The United States of America was founded on the idea that, given the opportunity, the citizenry of that nation could -- through elected representation -- govern itself in accordance with the doctrine of unity and mutual interest. So it was that an electoral system was devised to ensure that every person who was a United States citizen could vote and that their vote would count equally across all the States. A larger State could not necessarily monopolize the election of a President by turning out all its voters, and thus overriding the votes of smaller states. It presumed that anyone wishing to be elected President, would have to show each State that they carried that State's best interests -- and those of the nation as a whole -- to heart.
The idea of One Person, One Vote and all it implies, is pertinent now more than ever, with a modern Presidential election awash in 'soft money,' as rich benefactors with hidden agendas and secret motives look to manipulate public opinion by pouring money into so-called "social welfare" organizations and having them run advertising seeking to paint the current President in the most unflattering light possible in the name of "saving" America. "Saving America" is a code for saving the current system, whereby the wealthiest elite benefit at every turn by the sweat and tears of those "beneath" them without having to care about their welfare.
No matter what this tiny fraction of American society thinks it can accomplish by flooding the election with its money, at the end of the day, it can only buy so much. True, it may have bought patronage from some local and state legislators, in the form of means to suppress the turnout at the polls through execrable "voter identification" laws, though they are always subject to appeal to Federal power. It may have bought hours and hours of radio play and TV commercial time, reams of newspaper advertising, and blocks Internet traffic in which to pour half-truth, innuendo, and outright lies couched as fact, but people are under no obligation to listen, read, or pay attention to any of it. At the end of the day, the one thing they cannot do, under any circumstances -- is use the money directly to do the one thing that would have the greatest impact: buy actual votes.
For if we are to be serious about it, the only way to really influence an election to any great degree, is to pay people to vote for your candidate. But, of course, not only is that patently illegal, it is folly to believe that not one of those so bribed would be able to keep their mouth shut about it. As we have seen, with the era of social media, when a figure crosses a line that they did not see but we as Americans always knew was there, they are exposed to a virulent counter-reaction which leads to the loss of that they so rightfully believe is theirs. Were any scion of wealth to attempt the transparent and buy votes, it would spell the death-knell of corporate "free speech" in elections and bring a tidal wave of condemnation akin to the march of the villagers waving torches and pitchforks as they seek the destruction of the monster in their midst.
It comes down to this: we hold our own counsel and we hold our right to our vote. It is not a light burden, this decision. Many cannot bring themselves to do it. They sit on the sidelines, content to leave the decision to others, some convinced they can't take the chance on voting for the "wrong person," others refusing to "waste" a vote on the "lesser of two evils." It is actually harder to avoid voting than it is to simply accept that it is your responsibility, because to do so means that you do not believe in your fellow American. Now, for some, it easy for them to look at other Americans as impediments, free-loaders, or to dismiss their plight by fobbing off all the responsibility for it on them, as if each American operates as an independent island, connected by no bridge to any other, which is simply fallacious. We are the "United" States of America, and were so from the very beginning, when disparate groups of Colonists came together to fight for and support a worthy cause: their independence from a foreign power and gaining the right to govern themselves.
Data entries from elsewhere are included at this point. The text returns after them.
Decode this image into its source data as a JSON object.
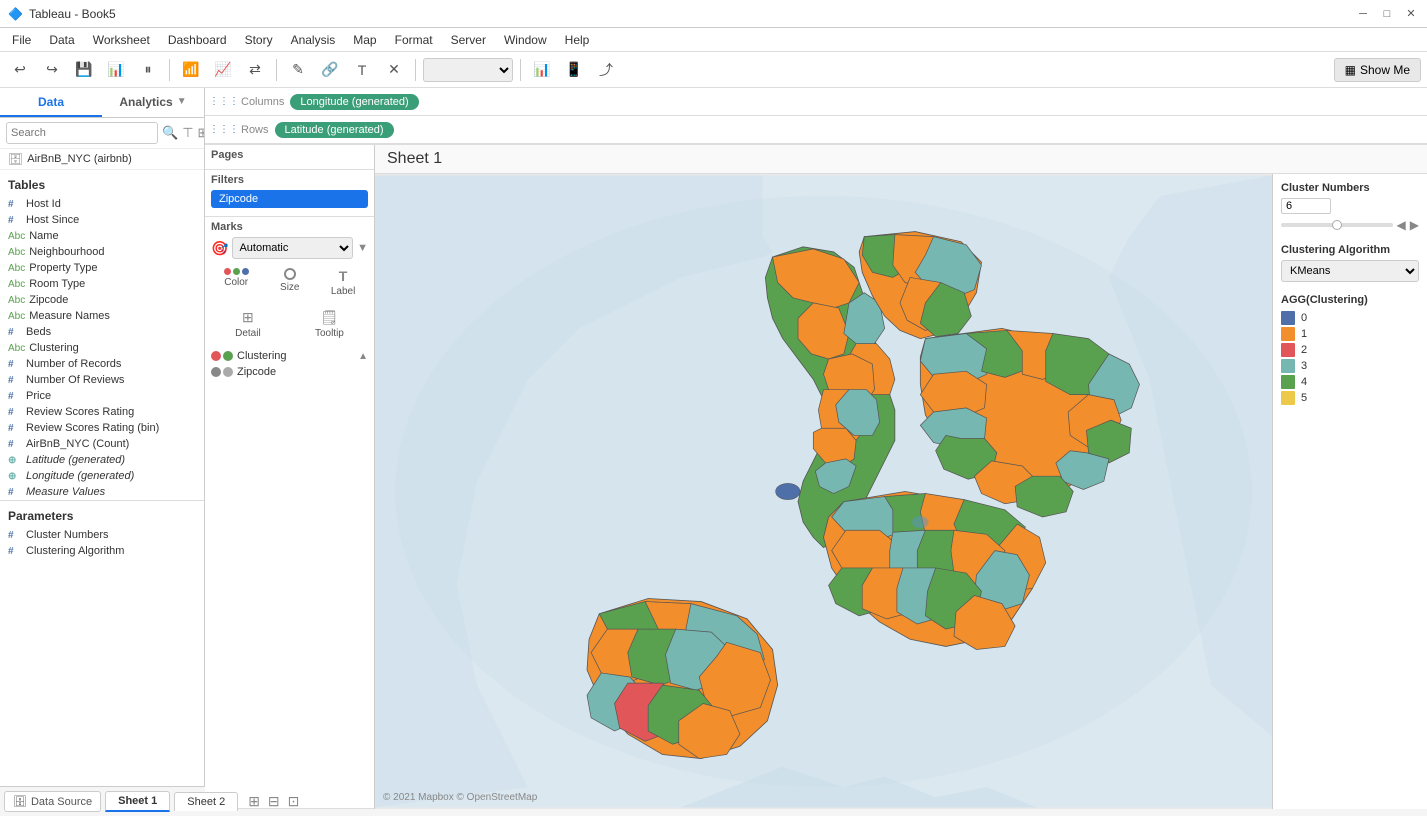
{
  "titleBar": {
    "title": "Tableau - Book5",
    "minimize": "─",
    "maximize": "□",
    "close": "✕"
  },
  "menuBar": {
    "items": [
      "File",
      "Data",
      "Worksheet",
      "Dashboard",
      "Story",
      "Analysis",
      "Map",
      "Format",
      "Server",
      "Window",
      "Help"
    ]
  },
  "toolbar": {
    "showMeLabel": "Show Me"
  },
  "leftPanel": {
    "tabs": [
      {
        "label": "Data",
        "active": true
      },
      {
        "label": "Analytics",
        "active": false
      }
    ],
    "dataSource": "AirBnB_NYC (airbnb)",
    "searchPlaceholder": "Search",
    "tablesTitle": "Tables",
    "fields": [
      {
        "icon": "#",
        "iconClass": "hash",
        "label": "Host Id",
        "italic": false
      },
      {
        "icon": "#",
        "iconClass": "hash",
        "label": "Host Since",
        "italic": false
      },
      {
        "icon": "Abc",
        "iconClass": "abc",
        "label": "Name",
        "italic": false
      },
      {
        "icon": "Abc",
        "iconClass": "abc",
        "label": "Neighbourhood",
        "italic": false
      },
      {
        "icon": "Abc",
        "iconClass": "abc",
        "label": "Property Type",
        "italic": false
      },
      {
        "icon": "Abc",
        "iconClass": "abc",
        "label": "Room Type",
        "italic": false
      },
      {
        "icon": "Abc",
        "iconClass": "abc",
        "label": "Zipcode",
        "italic": false
      },
      {
        "icon": "Abc",
        "iconClass": "abc",
        "label": "Measure Names",
        "italic": false
      },
      {
        "icon": "#",
        "iconClass": "hash",
        "label": "Beds",
        "italic": false
      },
      {
        "icon": "Abc",
        "iconClass": "abc",
        "label": "Clustering",
        "italic": false
      },
      {
        "icon": "#",
        "iconClass": "hash",
        "label": "Number of Records",
        "italic": false
      },
      {
        "icon": "#",
        "iconClass": "hash",
        "label": "Number Of Reviews",
        "italic": false
      },
      {
        "icon": "#",
        "iconClass": "hash",
        "label": "Price",
        "italic": false
      },
      {
        "icon": "#",
        "iconClass": "hash",
        "label": "Review Scores Rating",
        "italic": false
      },
      {
        "icon": "#",
        "iconClass": "hash",
        "label": "Review Scores Rating (bin)",
        "italic": false
      },
      {
        "icon": "#",
        "iconClass": "hash",
        "label": "AirBnB_NYC (Count)",
        "italic": false
      },
      {
        "icon": "⊕",
        "iconClass": "globe",
        "label": "Latitude (generated)",
        "italic": true
      },
      {
        "icon": "⊕",
        "iconClass": "globe",
        "label": "Longitude (generated)",
        "italic": true
      },
      {
        "icon": "#",
        "iconClass": "hash",
        "label": "Measure Values",
        "italic": true
      }
    ],
    "paramsTitle": "Parameters",
    "params": [
      {
        "icon": "#",
        "iconClass": "hash",
        "label": "Cluster Numbers"
      },
      {
        "icon": "#",
        "iconClass": "hash",
        "label": "Clustering Algorithm"
      }
    ]
  },
  "pages": {
    "title": "Pages"
  },
  "filters": {
    "title": "Filters",
    "items": [
      "Zipcode"
    ]
  },
  "marks": {
    "title": "Marks",
    "type": "Automatic",
    "buttons": [
      {
        "icon": "⬤⬤",
        "label": "Color"
      },
      {
        "icon": "◎",
        "label": "Size"
      },
      {
        "icon": "T",
        "label": "Label"
      },
      {
        "icon": "⊞",
        "label": "Detail"
      },
      {
        "icon": "⬜",
        "label": "Tooltip"
      }
    ],
    "fields": [
      {
        "label": "Clustering",
        "hasTriangle": true
      },
      {
        "label": "Zipcode"
      }
    ]
  },
  "columns": {
    "label": "Columns",
    "pill": "Longitude (generated)"
  },
  "rows": {
    "label": "Rows",
    "pill": "Latitude (generated)"
  },
  "sheet": {
    "title": "Sheet 1",
    "mapCredit": "© 2021 Mapbox © OpenStreetMap"
  },
  "legend": {
    "clusterNumbersLabel": "Cluster Numbers",
    "clusterNumbersValue": "6",
    "algorithmLabel": "Clustering Algorithm",
    "algorithmValue": "KMeans",
    "aggLabel": "AGG(Clustering)",
    "colors": [
      {
        "value": "0",
        "color": "#4e6fa8"
      },
      {
        "value": "1",
        "color": "#f28e2b"
      },
      {
        "value": "2",
        "color": "#e15759"
      },
      {
        "value": "3",
        "color": "#76b7b2"
      },
      {
        "value": "4",
        "color": "#59a14f"
      },
      {
        "value": "5",
        "color": "#edc949"
      }
    ]
  },
  "bottomBar": {
    "datasource": "Data Source",
    "tabs": [
      "Sheet 1",
      "Sheet 2"
    ]
  }
}
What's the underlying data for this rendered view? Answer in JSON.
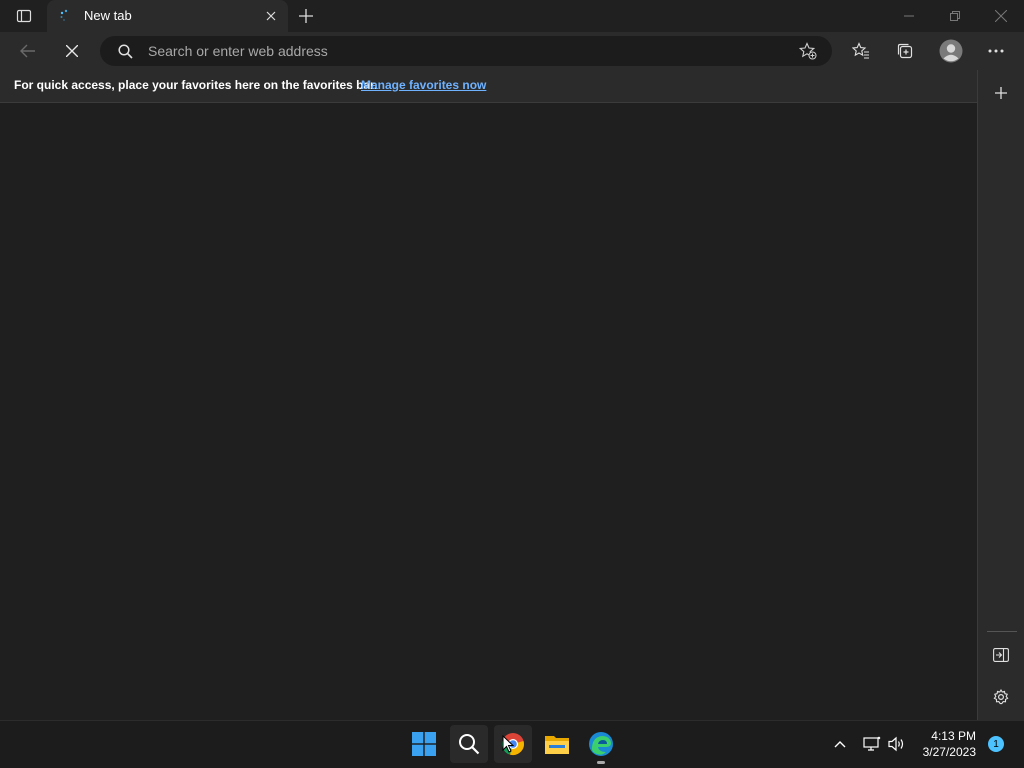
{
  "browser": {
    "tab": {
      "title": "New tab"
    },
    "address_bar": {
      "placeholder": "Search or enter web address"
    },
    "favorites_bar": {
      "message": "For quick access, place your favorites here on the favorites bar.",
      "link_label": "Manage favorites now"
    }
  },
  "taskbar": {
    "apps": [
      "start-icon",
      "search-icon",
      "chrome-icon",
      "file-explorer-icon",
      "edge-icon"
    ],
    "clock": {
      "time": "4:13 PM",
      "date": "3/27/2023"
    },
    "notification_count": "1"
  },
  "colors": {
    "accent_link": "#6fb2ff",
    "background": "#1f1f1f",
    "toolbar": "#2b2b2b",
    "badge": "#4cc2ff"
  }
}
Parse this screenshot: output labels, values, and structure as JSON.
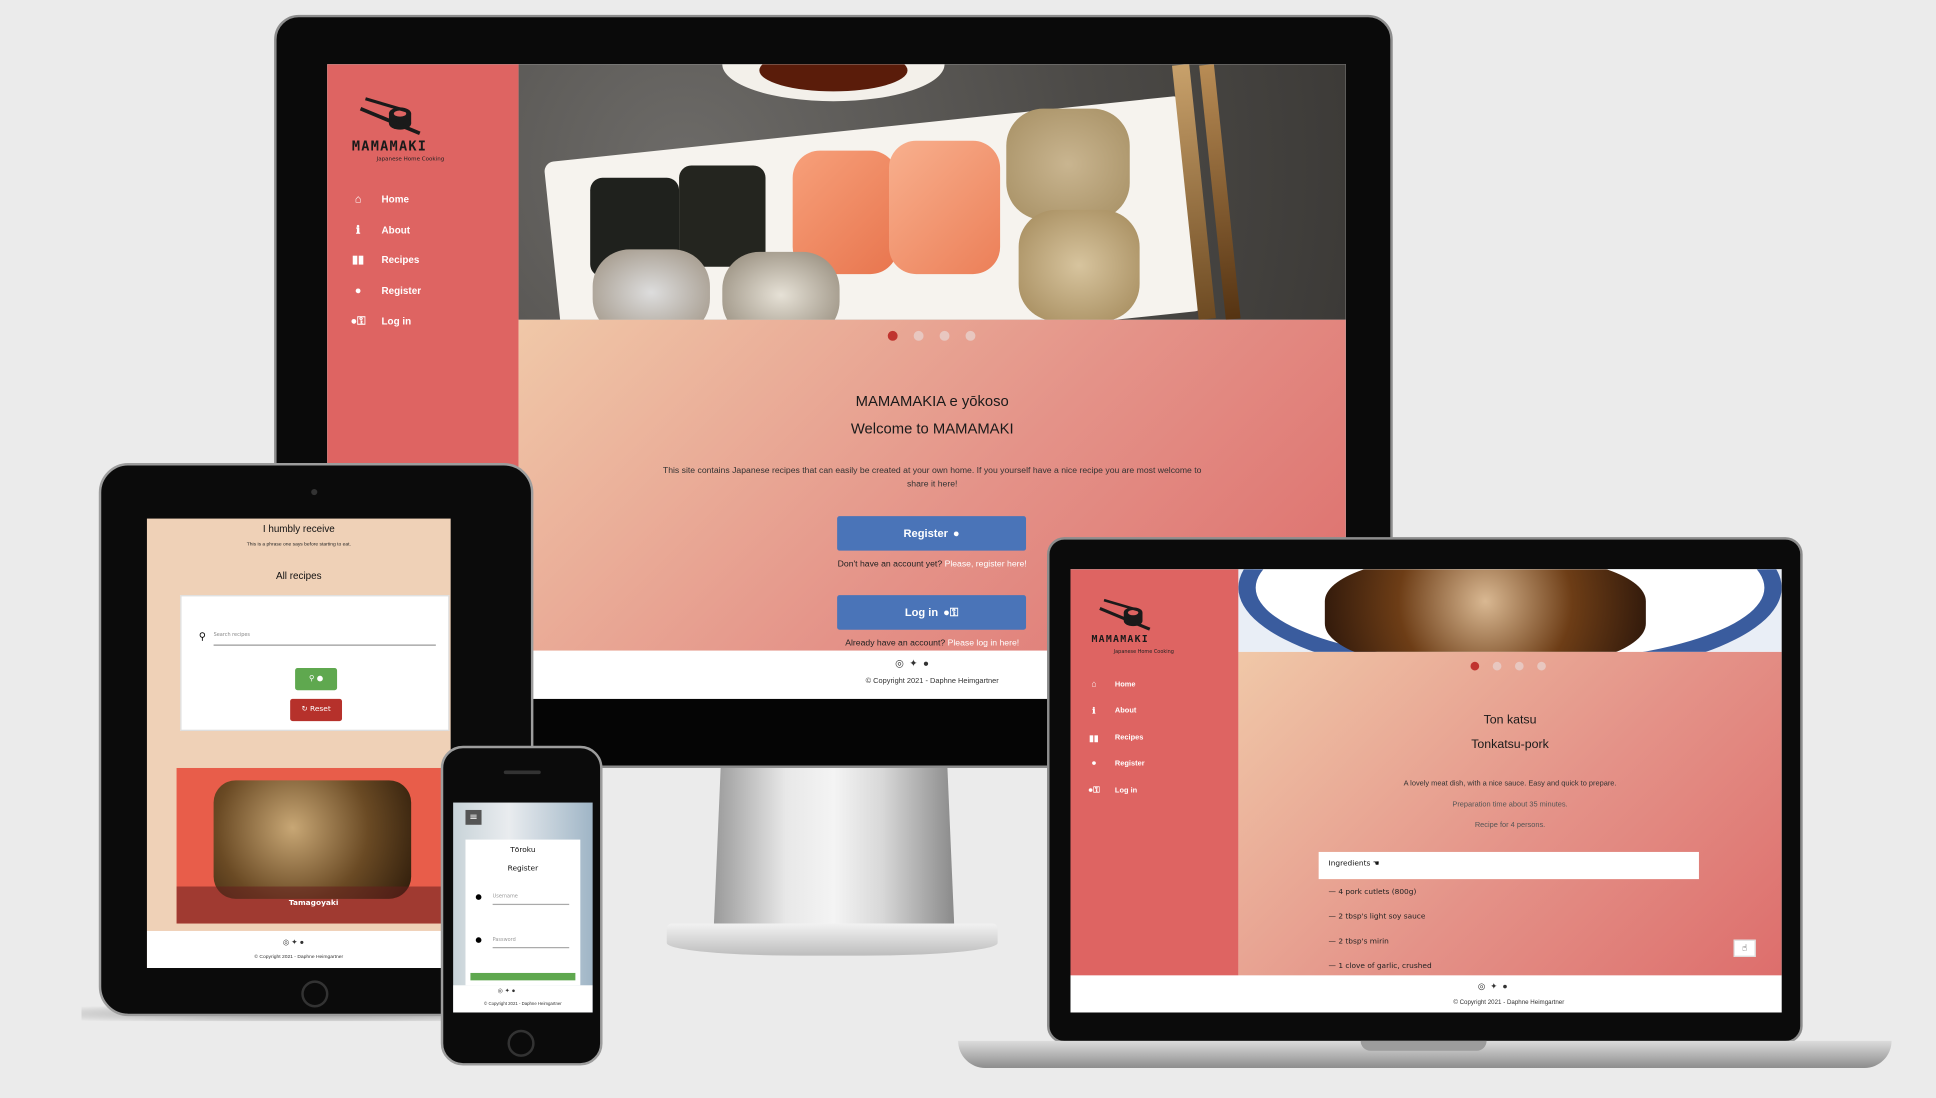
{
  "site": {
    "brand": "MAMAMAKI",
    "tagline": "Japanese Home Cooking",
    "nav": [
      "Home",
      "About",
      "Recipes",
      "Register",
      "Log in"
    ],
    "copyright": "© Copyright 2021 - Daphne Heimgartner"
  },
  "desktop": {
    "heading_jp": "MAMAMAKIA e yōkoso",
    "heading_en": "Welcome to MAMAMAKI",
    "intro": "This site contains Japanese recipes that can easily be created at your own home. If you yourself have a nice recipe you are most welcome to share it here!",
    "register_btn": "Register",
    "no_account_text": "Don't have an account yet?",
    "no_account_link": "Please, register here!",
    "login_btn": "Log in",
    "has_account_text": "Already have an account?",
    "has_account_link": "Please log in here!"
  },
  "laptop": {
    "heading_jp": "Ton katsu",
    "heading_en": "Tonkatsu-pork",
    "desc": "A lovely meat dish, with a nice sauce. Easy and quick to prepare.",
    "prep_time": "Preparation time about 35 minutes.",
    "servings": "Recipe for 4 persons.",
    "ingredients_label": "Ingredients",
    "ingredients": [
      "4 pork cutlets (800g)",
      "2 tbsp's light soy sauce",
      "2 tbsp's mirin",
      "1 clove of garlic, crushed"
    ]
  },
  "tablet": {
    "heading": "I humbly receive",
    "subheading": "This is a phrase one says before starting to eat.",
    "all_recipes": "All recipes",
    "search_placeholder": "Search recipes",
    "reset_btn": "Reset",
    "recipe_title": "Tamagoyaki"
  },
  "phone": {
    "heading_jp": "Tōroku",
    "heading_en": "Register",
    "username_placeholder": "Username",
    "password_placeholder": "Password"
  },
  "colors": {
    "sidebar": "#de6462",
    "button_blue": "#4a74b8",
    "button_green": "#5fa84f",
    "button_red": "#b6312b",
    "beige": "#efd1b7"
  }
}
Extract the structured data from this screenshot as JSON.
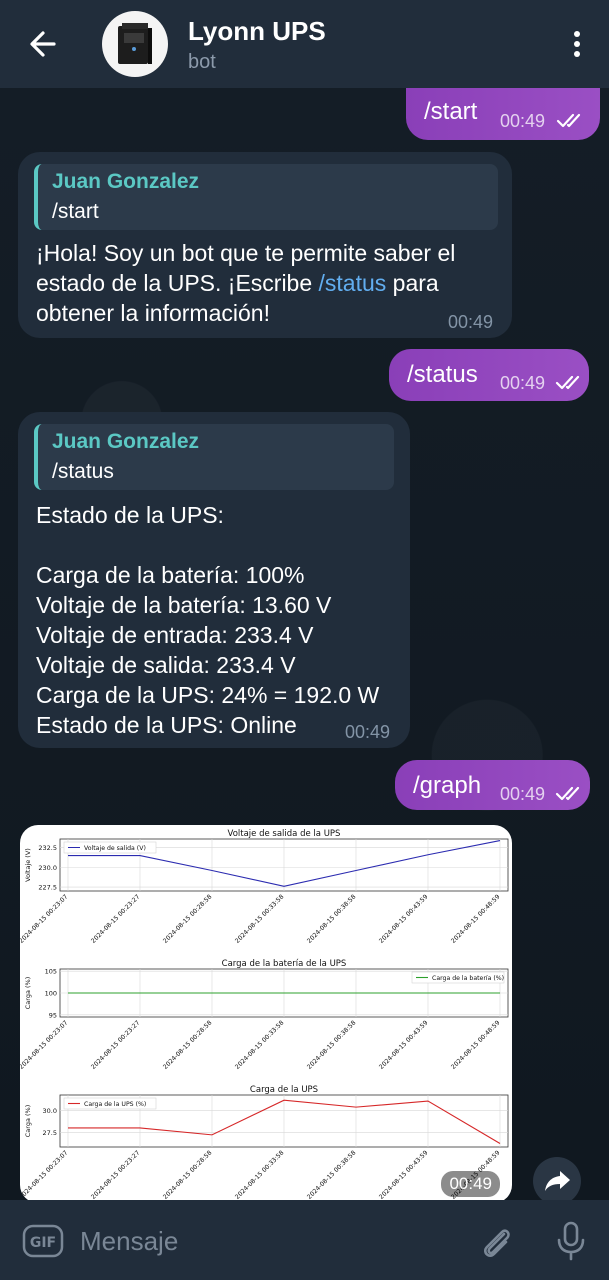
{
  "header": {
    "title": "Lyonn UPS",
    "subtitle": "bot"
  },
  "messages": [
    {
      "cmd": "/start",
      "time": "00:49"
    },
    {
      "reply_name": "Juan Gonzalez",
      "reply_text": "/start",
      "text_before": "¡Hola! Soy un bot que te permite saber el estado de la UPS. ¡Escribe ",
      "link": "/status",
      "text_after": " para obtener la información!",
      "time": "00:49"
    },
    {
      "cmd": "/status",
      "time": "00:49"
    },
    {
      "reply_name": "Juan Gonzalez",
      "reply_text": "/status",
      "lines": [
        "Estado de la UPS:",
        "",
        "Carga de la batería: 100%",
        "Voltaje de la batería: 13.60 V",
        "Voltaje de entrada: 233.4 V",
        "Voltaje de salida: 233.4 V",
        "Carga de la UPS: 24% = 192.0 W",
        "Estado de la UPS: Online"
      ],
      "time": "00:49"
    },
    {
      "cmd": "/graph",
      "time": "00:49"
    },
    {
      "photo_time": "00:49"
    }
  ],
  "input": {
    "placeholder": "Mensaje",
    "gif_label": "GIF"
  },
  "colors": {
    "outgoing": "#8e44ad",
    "incoming": "#212d3b",
    "accent_name": "#5bc8c4",
    "link": "#62aef0"
  },
  "chart_data": [
    {
      "type": "line",
      "title": "Voltaje de salida de la UPS",
      "ylabel": "Voltaje (V)",
      "x": [
        "2024-08-15 00:23:07",
        "2024-08-15 00:23:27",
        "2024-08-15 00:28:58",
        "2024-08-15 00:33:58",
        "2024-08-15 00:38:58",
        "2024-08-15 00:43:59",
        "2024-08-15 00:48:59"
      ],
      "series": [
        {
          "name": "Voltaje de salida (V)",
          "color": "#2b2bb0",
          "values": [
            231.5,
            231.5,
            229.6,
            227.6,
            229.6,
            231.6,
            233.4
          ]
        }
      ],
      "yticks": [
        "227.5",
        "230.0",
        "232.5"
      ],
      "ylim": [
        227,
        233.6
      ],
      "legend": "top-left",
      "grid": true
    },
    {
      "type": "line",
      "title": "Carga de la batería de la UPS",
      "ylabel": "Carga (%)",
      "x": [
        "2024-08-15 00:23:07",
        "2024-08-15 00:23:27",
        "2024-08-15 00:28:58",
        "2024-08-15 00:33:58",
        "2024-08-15 00:38:58",
        "2024-08-15 00:43:59",
        "2024-08-15 00:48:59"
      ],
      "series": [
        {
          "name": "Carga de la batería (%)",
          "color": "#2ca02c",
          "values": [
            100,
            100,
            100,
            100,
            100,
            100,
            100
          ]
        }
      ],
      "yticks": [
        "95",
        "100",
        "105"
      ],
      "ylim": [
        94.5,
        105.5
      ],
      "legend": "top-right",
      "grid": true
    },
    {
      "type": "line",
      "title": "Carga de la UPS",
      "ylabel": "Carga (%)",
      "x": [
        "2024-08-15 00:23:07",
        "2024-08-15 00:23:27",
        "2024-08-15 00:28:58",
        "2024-08-15 00:33:58",
        "2024-08-15 00:38:58",
        "2024-08-15 00:43:59",
        "2024-08-15 00:48:59"
      ],
      "series": [
        {
          "name": "Carga de la UPS (%)",
          "color": "#d62728",
          "values": [
            28,
            28,
            27.2,
            31.2,
            30.4,
            31.1,
            26.2
          ]
        }
      ],
      "yticks": [
        "27.5",
        "30.0"
      ],
      "ylim": [
        25.8,
        31.8
      ],
      "legend": "top-left",
      "grid": true
    }
  ]
}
Our vote is not just a vote for ourselves; it is a vote for each and every other American. We may certainly decide that a candidate holds for us the key to our happiness, our personal wealth, our future, but that cannot be enough of a consideration. When we vote, we vote for our friends, our neighbors, our local business owners, our civil employees, our military personnel, and every American of every stripe. Our vote does not just influence us, but influences everything that happens to every other person, known or unknown to us. We may like what a candidate says or does -- and in the end, it is what they say and do, not what their proxies say about them, that should matter -- but we should keep in mind what effect those policies will have on people who are not us.
Voting is our responsibility and like so many such responsibilities, taking it seriously is paramount. The only vote truly wasted is the vote not cast. But before we so willingly commit that vote to permanence, let us take a moment to look beyond our own interests, at the broader spectrum that will be influenced by our vote. Let us ask ourselves if what is best for us is truly what is best for others. While we may not suffer the ill effects of a poor choice of candidate, so many others may. We are part of a larger collective, an integral whole, that owes its existence and gains its power from all of us. When we vote, we vote for us all... it pays for us to consider that before we step behind the curtain.